─── Data to use ───
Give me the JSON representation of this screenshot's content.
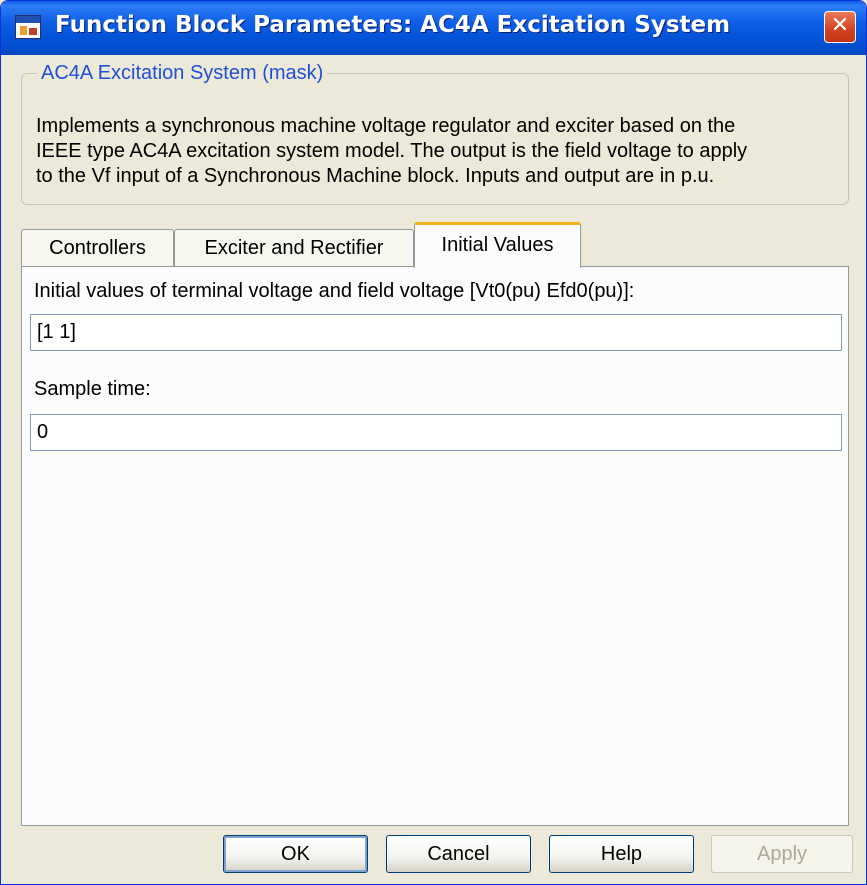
{
  "window": {
    "title": "Function Block Parameters: AC4A Excitation System",
    "close_symbol": "✕"
  },
  "mask": {
    "legend": "AC4A Excitation System (mask)",
    "description_lines": [
      "Implements a synchronous machine voltage regulator and exciter based on the",
      "IEEE type AC4A excitation system model. The output is the field voltage to apply",
      "to the Vf input of a Synchronous Machine block. Inputs and output are in p.u."
    ]
  },
  "tabs": [
    {
      "label": "Controllers",
      "active": false
    },
    {
      "label": "Exciter and Rectifier",
      "active": false
    },
    {
      "label": "Initial Values",
      "active": true
    }
  ],
  "fields": [
    {
      "label": "Initial values of terminal voltage and field voltage [Vt0(pu) Efd0(pu)]:",
      "value": "[1 1]"
    },
    {
      "label": "Sample time:",
      "value": "0"
    }
  ],
  "buttons": {
    "ok": "OK",
    "cancel": "Cancel",
    "help": "Help",
    "apply": "Apply"
  },
  "icons": {
    "window_icon": "simulink-block-icon",
    "close": "close-icon"
  }
}
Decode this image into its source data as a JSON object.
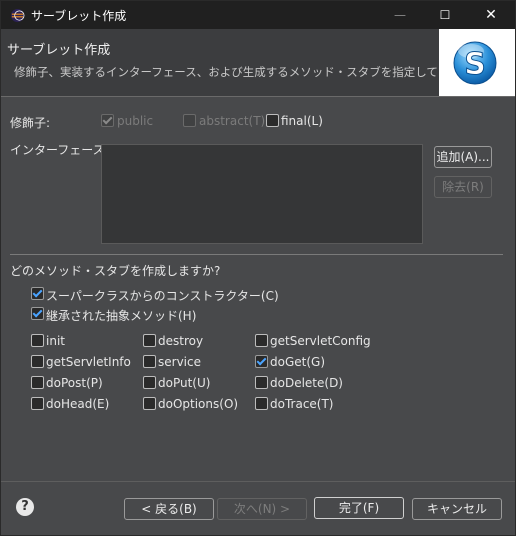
{
  "window": {
    "title": "サーブレット作成",
    "controls": {
      "minimize": "—",
      "maximize": "☐",
      "close": "✕"
    }
  },
  "banner": {
    "title": "サーブレット作成",
    "description": "修飾子、実装するインターフェース、および生成するメソッド・スタブを指定してください。"
  },
  "modifiers": {
    "label": "修飾子:",
    "public": {
      "label": "public",
      "checked": true,
      "enabled": false
    },
    "abstract": {
      "label": "abstract(T)",
      "checked": false,
      "enabled": false
    },
    "final": {
      "label": "final(L)",
      "checked": false,
      "enabled": true
    }
  },
  "interfaces": {
    "label": "インターフェース(I):",
    "add_button": "追加(A)...",
    "remove_button": "除去(R)"
  },
  "stubs": {
    "question": "どのメソッド・スタブを作成しますか?",
    "superclass_constructors": {
      "label": "スーパークラスからのコンストラクター(C)",
      "checked": true
    },
    "inherited_abstract": {
      "label": "継承された抽象メソッド(H)",
      "checked": true
    },
    "methods": [
      {
        "label": "init",
        "checked": false
      },
      {
        "label": "destroy",
        "checked": false
      },
      {
        "label": "getServletConfig",
        "checked": false
      },
      {
        "label": "getServletInfo",
        "checked": false
      },
      {
        "label": "service",
        "checked": false
      },
      {
        "label": "doGet(G)",
        "checked": true
      },
      {
        "label": "doPost(P)",
        "checked": false
      },
      {
        "label": "doPut(U)",
        "checked": false
      },
      {
        "label": "doDelete(D)",
        "checked": false
      },
      {
        "label": "doHead(E)",
        "checked": false
      },
      {
        "label": "doOptions(O)",
        "checked": false
      },
      {
        "label": "doTrace(T)",
        "checked": false
      }
    ]
  },
  "footer": {
    "back": "< 戻る(B)",
    "next": "次へ(N) >",
    "finish": "完了(F)",
    "cancel": "キャンセル",
    "help": "?"
  }
}
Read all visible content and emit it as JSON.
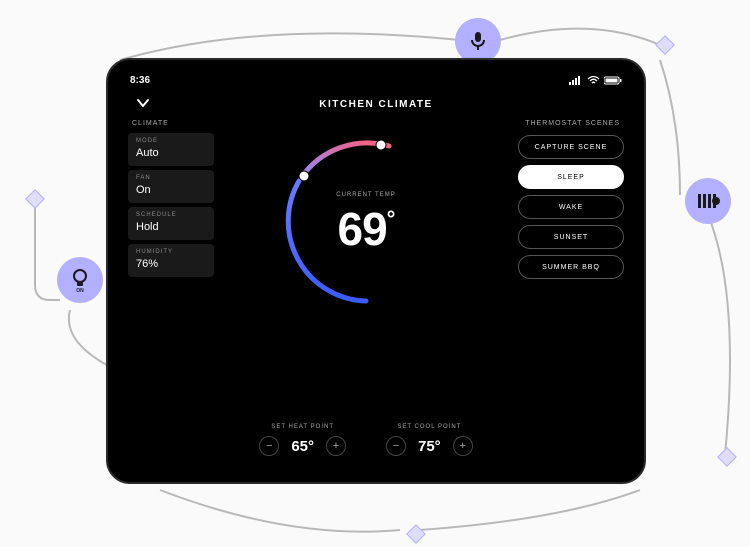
{
  "statusbar": {
    "time": "8:36"
  },
  "header": {
    "title": "KITCHEN CLIMATE"
  },
  "sidebar": {
    "title": "CLIMATE",
    "cards": [
      {
        "label": "MODE",
        "value": "Auto"
      },
      {
        "label": "FAN",
        "value": "On"
      },
      {
        "label": "SCHEDULE",
        "value": "Hold"
      },
      {
        "label": "HUMIDITY",
        "value": "76%"
      }
    ]
  },
  "dial": {
    "current_label": "CURRENT TEMP",
    "current_value": "69",
    "degree": "°"
  },
  "setpoints": {
    "heat": {
      "label": "SET HEAT POINT",
      "value": "65°"
    },
    "cool": {
      "label": "SET COOL POINT",
      "value": "75°"
    }
  },
  "scenes": {
    "title": "THERMOSTAT SCENES",
    "items": [
      "CAPTURE SCENE",
      "SLEEP",
      "WAKE",
      "SUNSET",
      "SUMMER BBQ"
    ],
    "active_index": 1
  },
  "decor": {
    "bulb_caption": "ON"
  }
}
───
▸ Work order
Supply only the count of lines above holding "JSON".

▸ Problem solution
3